Beverly Suek’s unique housing idea in Winnipeg has attracted a lot of attention, with media from across Canada doing stories on what she describes as “an intentional community.”
About two years ago, Suek founded Women’s Housing Initiative Manitoba and decided to share her large Riverview home with other women over the age of 50, who didn’t want to live alone.
But despite all the interest, there’s been reluctance to actually joining the housing co-op.
“We’ve got thousands of likes on Facebook but we don’t have people lined up to join us,” Suek said.
CBC spoke with Suek as part of the series Modern Families, which explores how people are taking care of each other as circumstances change.
She said while many people like the idea of living together, enjoying both privacy and companionship, something stops them from giving it a try.
“The actual act of moving in and sharing a space with people, I think it’s really hard for people,” Suek said.
Hard to admit loneliness, Suek says
The 71-year-old believes part of the problem is that not everyone wants to admit that they are not self-sufficient or that they feel lonely.
‘A lot of older women live alone and are lonely.

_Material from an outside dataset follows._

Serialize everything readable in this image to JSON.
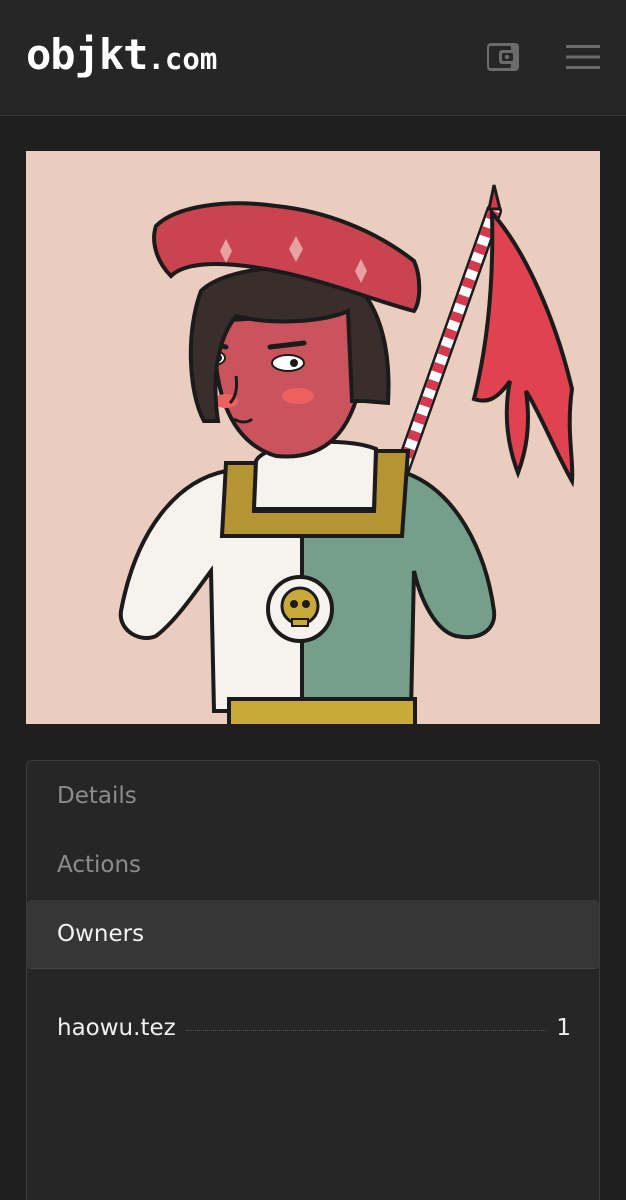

But you’re not supposed to say that out loud.’
– Beverly Suek
“I think that we have a society where it’s not a good thing to be able to admit that you’re lonely.”
Suek, who was recently named to the Order of Manitoba in recognition of her years of community service and achievement, raised seven children. After her husband died, she found herself on her own.
“A lot of older women live alone and are lonely, but you’re not supposed to say that out loud,” she said.
She believes other factors might be at play as well. Some people may be worried about conflict and not getting along with others in a…